What to Look for When Hiring a Residential Architect
When hiring an architect, there are a number of things you want to keep in mind and consider. There are also many misconceptions about architects, especially concerning what many of them actually do. Very few of them work on homes, and the ones who do are called residential architects. Likewise, your first order of business is narrowing down the type of architect you want depending on their specialty, and this blog will focus squarely on residential architects. Building Advisor explains the different categories of residential projects (http://buildingadvisor.com/your-team/architects/) like design development or construction administration, and you want to narrow down exactly what you need before you even start looking for architects.
Once you have determined these specifics, it is time to start researching architects. All architects should be listed under the index of American Institute of Architects, which will give you a guide of architects in your area. Not only do you want them to have a solid portfolio, but you also want to ask each of them questions that pertain to your particular project. Ask them about their architecture style and what services they provide (managing the project and firm, handling the contractors, provide clear payment schedules, etc.). Cost is also a big factor. House Logic says that a normal architect price is anywhere from 5% to 20% of the overall project cost, and anything outside those numbers should be treated with suspicion. They also typically charge you monthly, so keep that in mind when planning your payments.
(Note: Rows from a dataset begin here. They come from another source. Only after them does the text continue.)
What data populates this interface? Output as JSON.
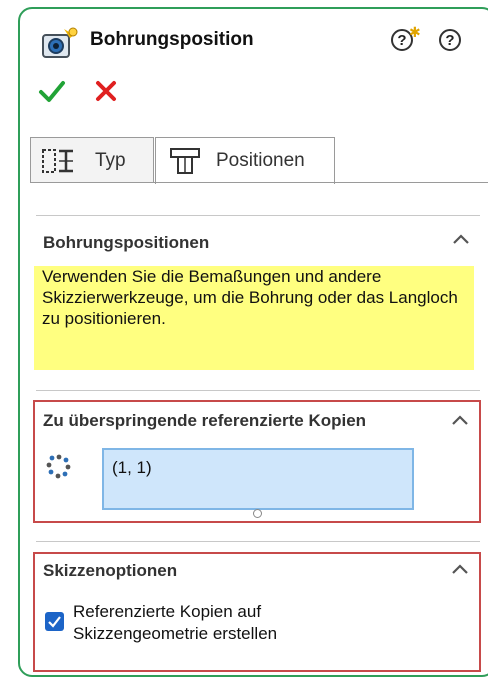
{
  "header": {
    "title": "Bohrungsposition",
    "icon": "hole-wizard-icon",
    "help_pushpin_label": "?",
    "help_label": "?"
  },
  "actions": {
    "ok_icon": "checkmark-icon",
    "cancel_icon": "close-icon"
  },
  "tabs": [
    {
      "label": "Typ",
      "icon": "hole-type-icon",
      "active": false
    },
    {
      "label": "Positionen",
      "icon": "hole-position-icon",
      "active": true
    }
  ],
  "sections": {
    "positions": {
      "title": "Bohrungspositionen",
      "note": "Verwenden Sie die Bemaßungen und andere Skizzierwerkzeuge, um die Bohrung oder das Langloch zu positionieren."
    },
    "skip": {
      "title": "Zu überspringende referenzierte Kopien",
      "items": [
        "(1, 1)"
      ]
    },
    "sketch": {
      "title": "Skizzenoptionen",
      "checkbox_label_1": "Referenzierte Kopien auf",
      "checkbox_label_2": "Skizzengeometrie erstellen",
      "checked": true
    }
  },
  "colors": {
    "panel_border": "#2f9e59",
    "note_bg": "#ffff80",
    "highlight_box": "#c74a4a",
    "list_bg": "#cfe6fb"
  }
}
You do not want to meet with simply one architect, as getting sense of different personalities will help you pick the one that suits you specifically. Ask each of your interviewees about how they would approach the project, what they think of your building plans, and that their schedule works with yours. Again, learning how they handle payments is important too. Once you select the architect that works best for you, make sure both sides are completely clear about everything in the contract and design plans, including a timetable of work and fees. Getting legal advice about your contract is also not a bad idea, just to guarantee you are protected.